exceptional circumstances, a violation of the IAD is not a
basis for relief under § 2254. Browning v.
Foltz, 837 F.2d 276, 283 (6th Cir. 1988) (holding that
violations of the IAD do not provide a basis for habeas
relief under § 2254). Moreover, the Sixth Circuit has
specifically held that the IAD does not give a district court
the authority to order prison officials to disregard a
detainer from another state or to order officials from
another state to withdraw such a detainer. Bracey v.
Tennessee, 616 F.2d 268, 269 (6th Cir. 1980).
Supreme Court has explained prosecutor-initiated transfers
under the IAD as follows:
Article IV of the Agreement provides the procedure by which
the prosecutor in the receiving State may initiate the
transfer. First, the prosecutor must file with the
authorities in the sending State written notice of the
custody request, approved by a court having jurisdiction to
hear the underlying charges. For the next 30 days, the
prisoner and prosecutor must wait while the Governor of the
sending State, on his own motion or that of the prisoner,
decides whether to disapprove the request. If the Governor
does not disapprove, the prisoner is transferred to the
temporary custody of the receiving State where he must be
brought to trial on the charges underlying the detainer
within 120 days of his arrival. Again, if the prisoner is not
brought to trial within the time period, the charges will be
dismissed with prejudice, absent good cause shown.
Cuyler, 449 U.S. at 444. As the TCCA noted in its
opinion affirming the denial of Petitioner's petition for
a writ of habeas corpus, the Supreme Court held that the IAD
preserved any rights that prisoners subject to an involuntary
transfer under Article IV previously had, including those in
UCEA, except the right to contest a transfer that the
governor of their state has not affirmatively approved.
Heard v. Lee, 2019 WL 364453, at *2 (Tenn.
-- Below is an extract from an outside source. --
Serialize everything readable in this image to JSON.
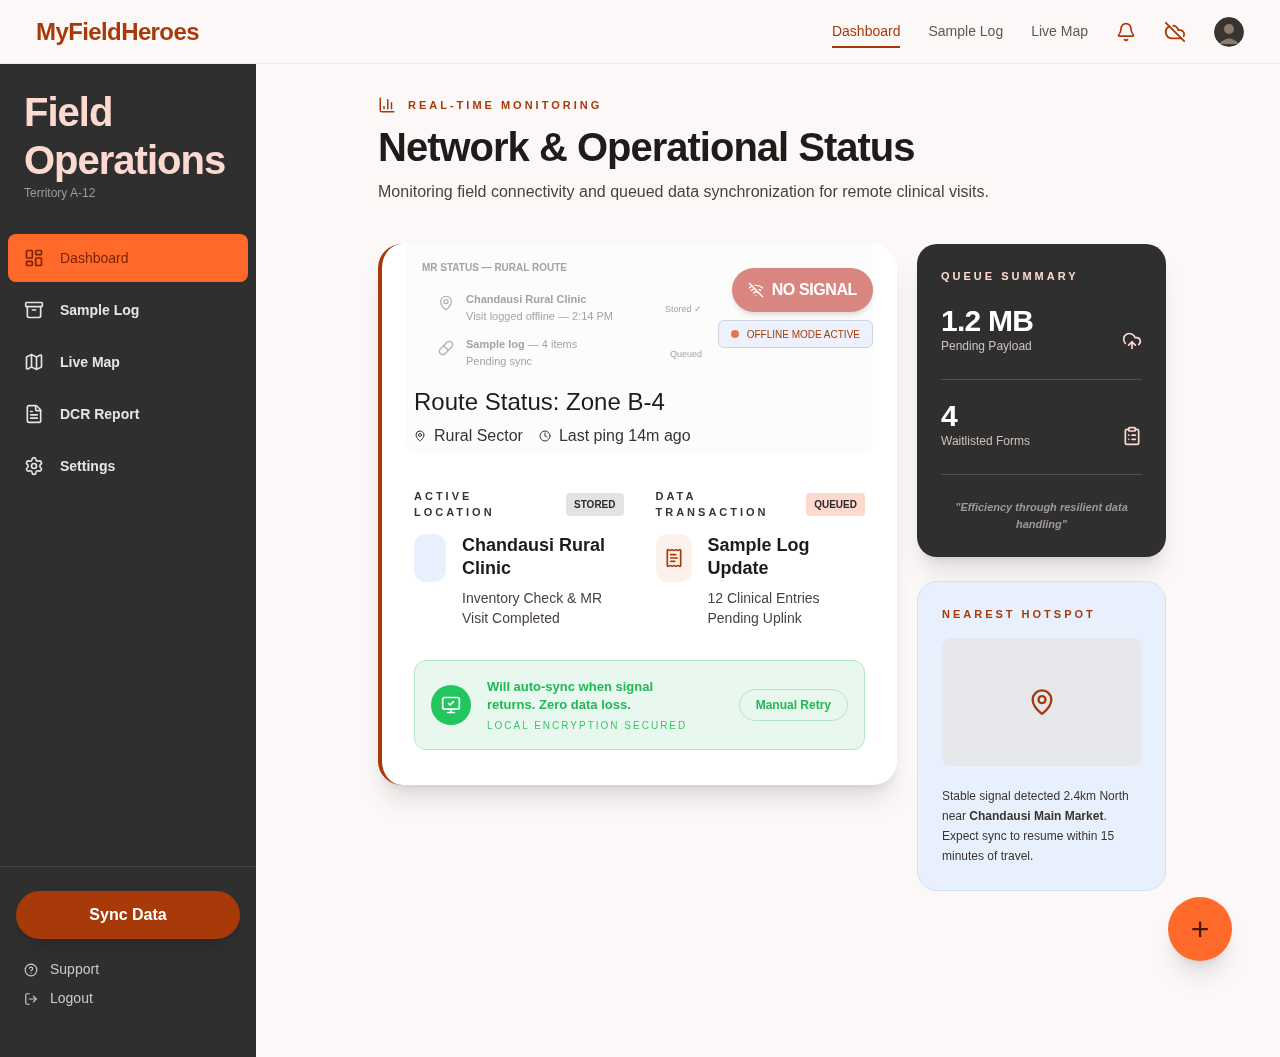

Crim.
App. Jan. 29, 2019); Cuyler, 449 U.S. at 445-46.
TCCA also noted that Tennessee has adopted both the IAD and
the UCEA. Heard, 2019 WL at *2. In doing so,
Tennessee adopted the UCEA's requirement that when a
person in Tennessee ...